This knowledge is sometimes, but not always, required for the role of hospital porter. However, mastering this knowledge allows you to have more opportunities for career development.
- Physical science applied to paramedical practice: The principles and theories of physics, biomechanics, electronics and ergonomics that can be applied to paramedic practice.
Optional skills and competences
These skills and competences are sometimes, but not always, required for the role of hospital porter. However, mastering these skills and competences allows you to have more opportunities for career development.
- Assist patients with rehabilitation: Assist to develop and restore patient`s body systems, their neuromuscular, musculoskeletal, cardiovascular and respiratory systems, helping them in the rehabilitation process.
- Provide basic support to patients: Support patients and citizens with activities of daily living, such as hygiene, comfort, mobilisation and feeding needs.
- Answer patients’ questions: Respond in a friendly and professional manner to all inquiries from current or potential patients, and their families, of a healthcare establishment.
- Deal with patients’ anxiety: Recognise and handle the fears of patients undergoing a dental treatment.
- Identify patients’ behaviours: Analyse and identify patient`s functional and dysfunctional behaviours.
- Monitor basic patients signs: Monitor basic patient vital signs and other signs, taking actions as indicated by the nurse and report to her/him as appropriate.
- Apply organisational techniques: Employ a set of organisational techniques and procedures which facilitate the achievement of the goals set. Use these resources efficiently and sustainably, and show flexibility when required.
ISCO group and title
5329 – Personal care workers in health services not elsewhere classified
- Hospital porter – ESCO
- Hospital porter | Explore careers – National Careers Service

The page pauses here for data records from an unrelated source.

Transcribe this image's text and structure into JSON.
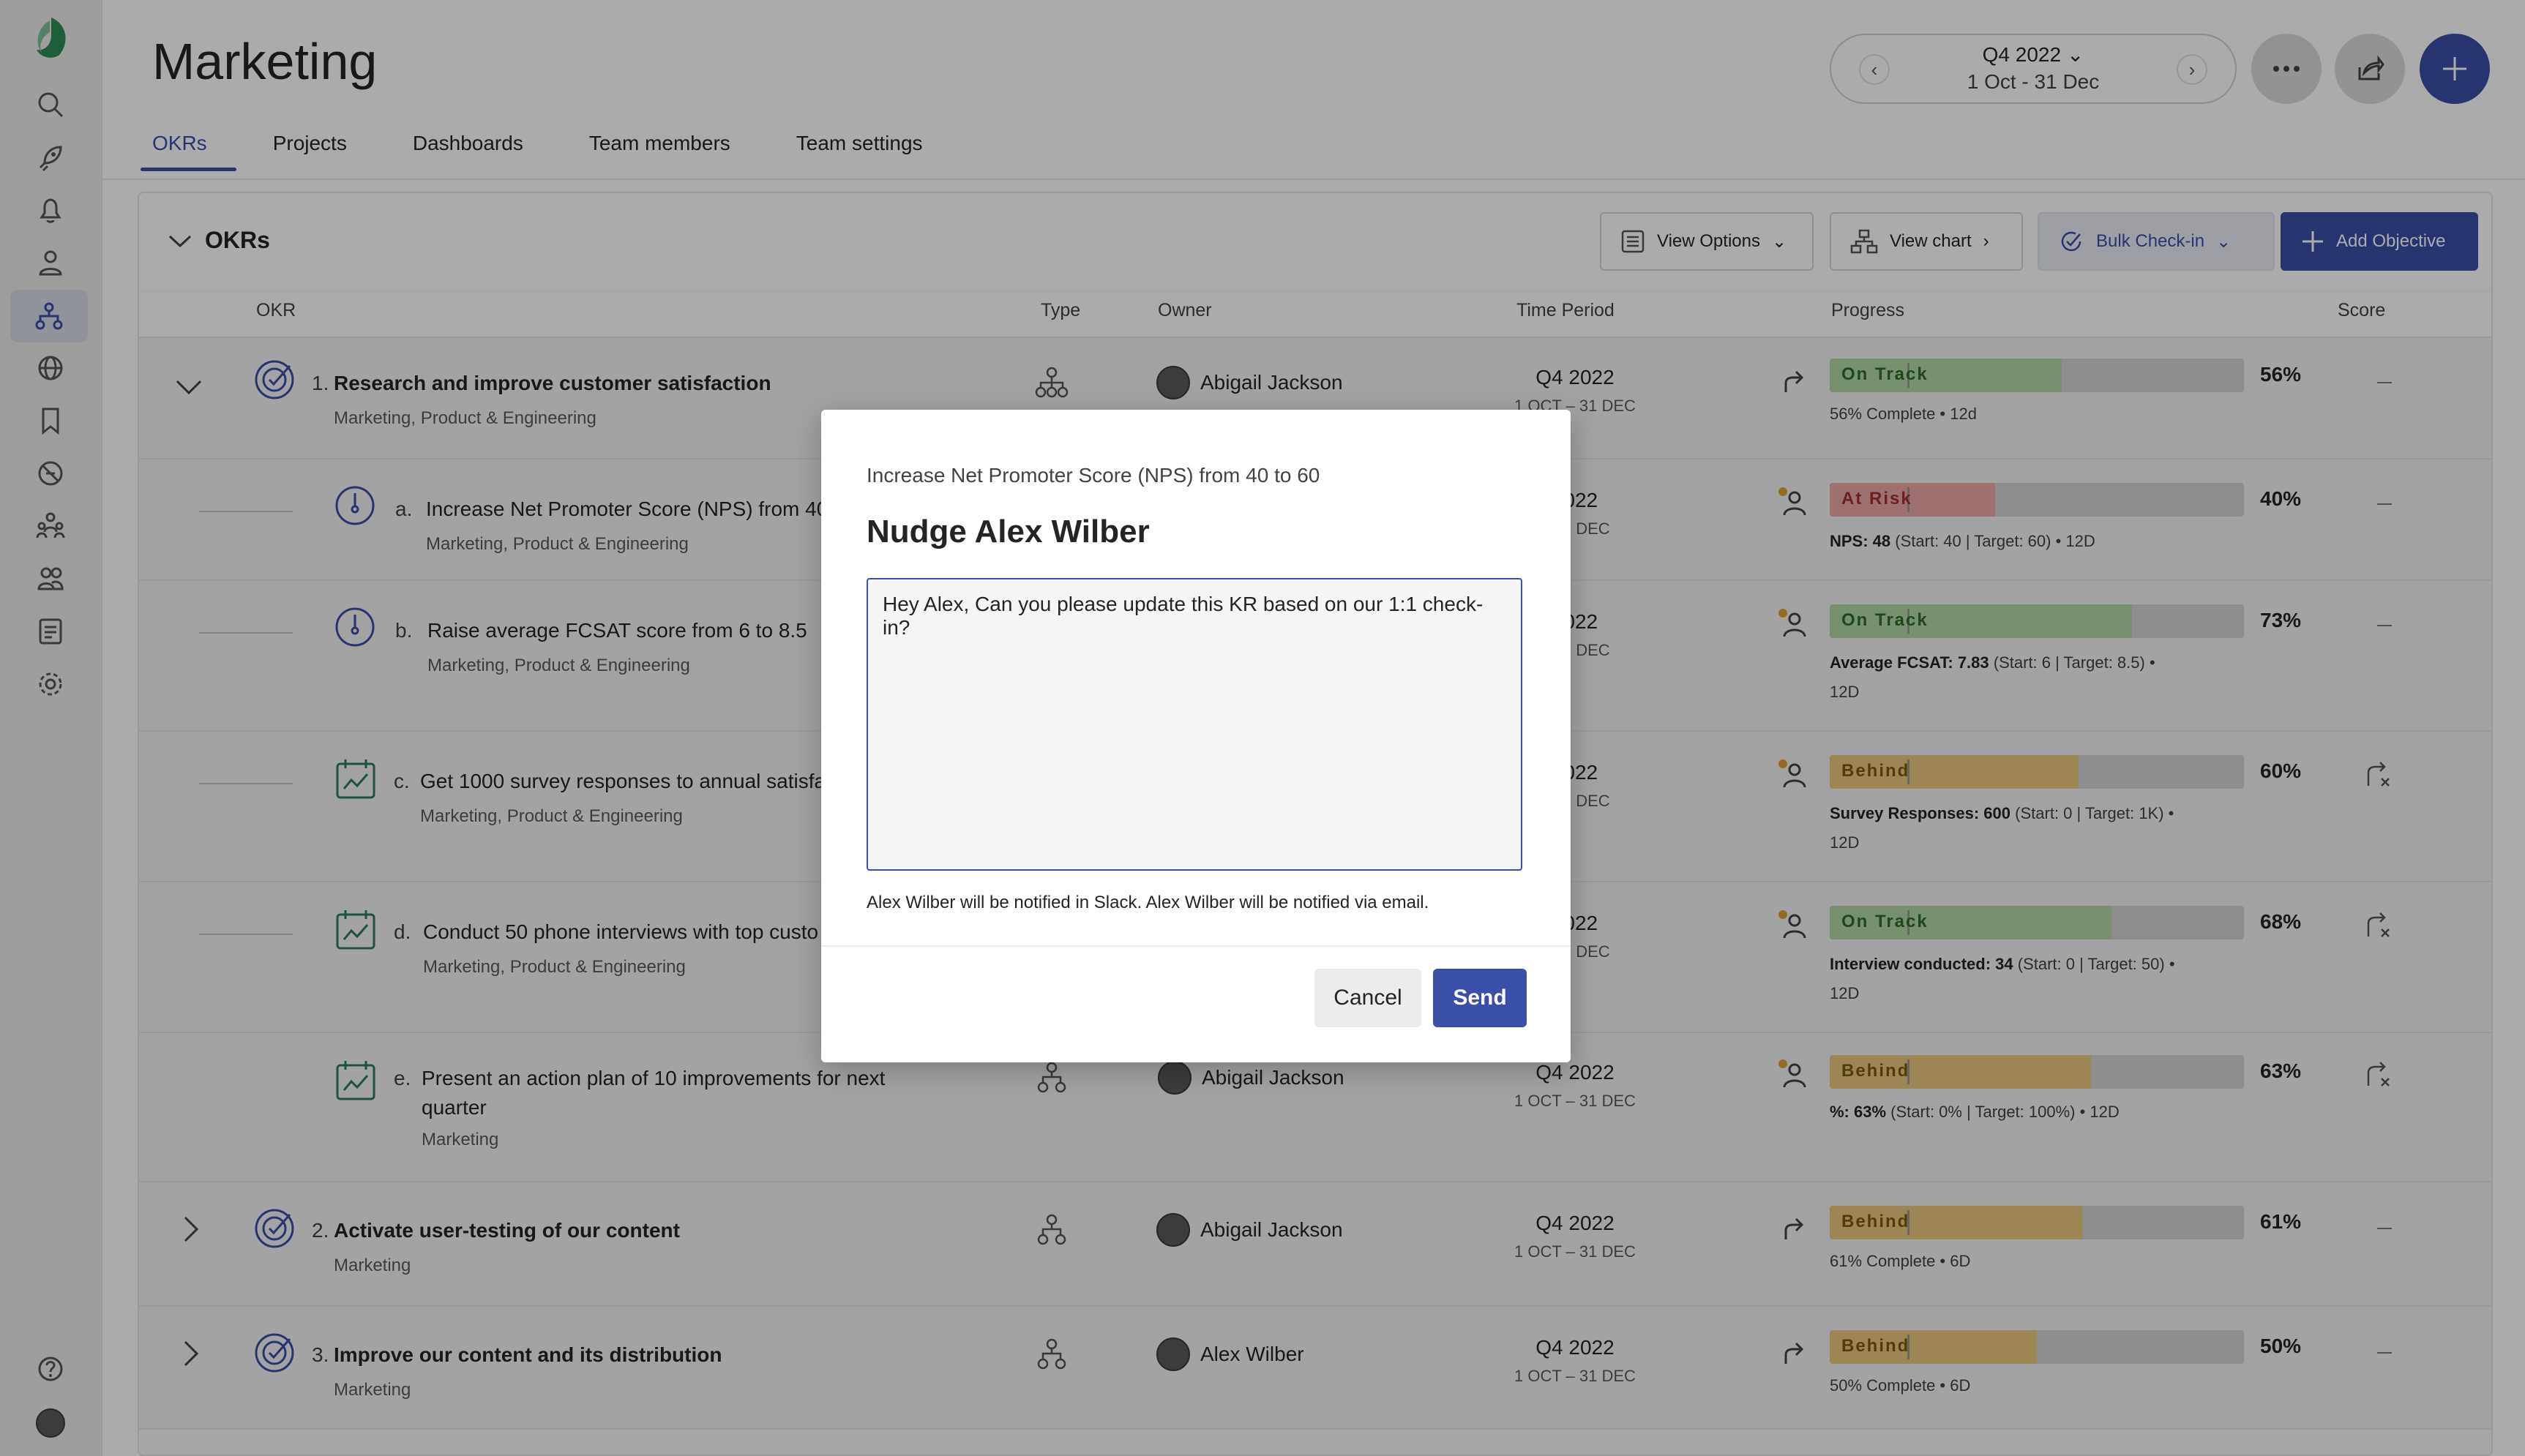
{
  "app": {
    "page_title": "Marketing",
    "tabs": [
      {
        "label": "OKRs",
        "active": true
      },
      {
        "label": "Projects"
      },
      {
        "label": "Dashboards"
      },
      {
        "label": "Team members"
      },
      {
        "label": "Team settings"
      }
    ],
    "period": {
      "label": "Q4 2022",
      "range": "1 Oct - 31 Dec"
    }
  },
  "rail_icons": [
    "app-logo-icon",
    "search-icon",
    "rocket-icon",
    "bell-icon",
    "person-icon",
    "org-chart-icon",
    "globe-icon",
    "bookmark-icon",
    "blocked-icon",
    "people-icon",
    "team-icon",
    "list-icon",
    "gear-icon",
    "help-icon",
    "user-avatar"
  ],
  "toolbar": {
    "section_title": "OKRs",
    "view_options": "View Options",
    "view_chart": "View chart",
    "bulk_checkin": "Bulk Check-in",
    "add_objective": "Add Objective"
  },
  "columns": {
    "okr": "OKR",
    "type": "Type",
    "owner": "Owner",
    "time_period": "Time Period",
    "progress": "Progress",
    "score": "Score"
  },
  "status_colors": {
    "on_track": "#b4d7a7",
    "at_risk": "#eda7a7",
    "behind": "#e8c87e"
  },
  "objectives": [
    {
      "num": "1.",
      "title": "Research and improve customer satisfaction",
      "team": "Marketing, Product & Engineering",
      "owner": "Abigail Jackson",
      "period": "Q4 2022",
      "period_range": "1 OCT – 31 DEC",
      "status": "On Track",
      "progress": 56,
      "pct": "56%",
      "detail": "56% Complete • 12d",
      "score": "—"
    },
    {
      "num": "2.",
      "title": "Activate user-testing of our content",
      "team": "Marketing",
      "owner": "Abigail Jackson",
      "period": "Q4 2022",
      "period_range": "1 OCT – 31 DEC",
      "status": "Behind",
      "progress": 61,
      "pct": "61%",
      "detail": "61% Complete • 6D",
      "score": "—"
    },
    {
      "num": "3.",
      "title": "Improve our content and its distribution",
      "team": "Marketing",
      "owner": "Alex Wilber",
      "period": "Q4 2022",
      "period_range": "1 OCT – 31 DEC",
      "status": "Behind",
      "progress": 50,
      "pct": "50%",
      "detail": "50% Complete • 6D",
      "score": "—"
    }
  ],
  "key_results": [
    {
      "letter": "a.",
      "title": "Increase Net Promoter Score (NPS) from 40",
      "team": "Marketing, Product & Engineering",
      "period": "2022",
      "period_range": "– 31 DEC",
      "status": "At Risk",
      "progress": 40,
      "pct": "40%",
      "metric": "NPS: 48",
      "detail": "(Start: 40 | Target: 60) • 12D",
      "score": "—"
    },
    {
      "letter": "b.",
      "title": "Raise average FCSAT score from 6 to 8.5",
      "team": "Marketing, Product & Engineering",
      "period": "2022",
      "period_range": "– 31 DEC",
      "status": "On Track",
      "progress": 73,
      "pct": "73%",
      "metric": "Average FCSAT: 7.83",
      "detail": "(Start: 6 | Target: 8.5) • 12D",
      "score": "—"
    },
    {
      "letter": "c.",
      "title": "Get 1000 survey responses to annual satisfac",
      "team": "Marketing, Product & Engineering",
      "period": "2022",
      "period_range": "– 31 DEC",
      "status": "Behind",
      "progress": 60,
      "pct": "60%",
      "metric": "Survey Responses: 600",
      "detail": "(Start: 0 | Target: 1K) • 12D"
    },
    {
      "letter": "d.",
      "title": "Conduct 50 phone interviews with top custo",
      "team": "Marketing, Product & Engineering",
      "period": "2022",
      "period_range": "– 31 DEC",
      "status": "On Track",
      "progress": 68,
      "pct": "68%",
      "metric": "Interview conducted: 34",
      "detail": "(Start: 0 | Target: 50) • 12D"
    },
    {
      "letter": "e.",
      "title": "Present an action plan of 10 improvements for next",
      "title2": "quarter",
      "team": "Marketing",
      "owner": "Abigail Jackson",
      "period": "Q4 2022",
      "period_range": "1 OCT – 31 DEC",
      "status": "Behind",
      "progress": 63,
      "pct": "63%",
      "metric": "%: 63%",
      "detail": "(Start: 0% | Target: 100%) • 12D"
    }
  ],
  "modal": {
    "kr_title": "Increase Net Promoter Score (NPS) from 40 to 60",
    "title": "Nudge Alex Wilber",
    "message": "Hey Alex, Can you please update this KR based on our 1:1 check-in?",
    "note": "Alex Wilber will be notified in Slack. Alex Wilber will be notified via email.",
    "cancel_label": "Cancel",
    "send_label": "Send"
  }
}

- Hospital porter – career guide and latest jobs – Sort your Future
- Duties of a Hospital Porter -Career Trend
- Featured image: Photo by Evgeniy Kolosov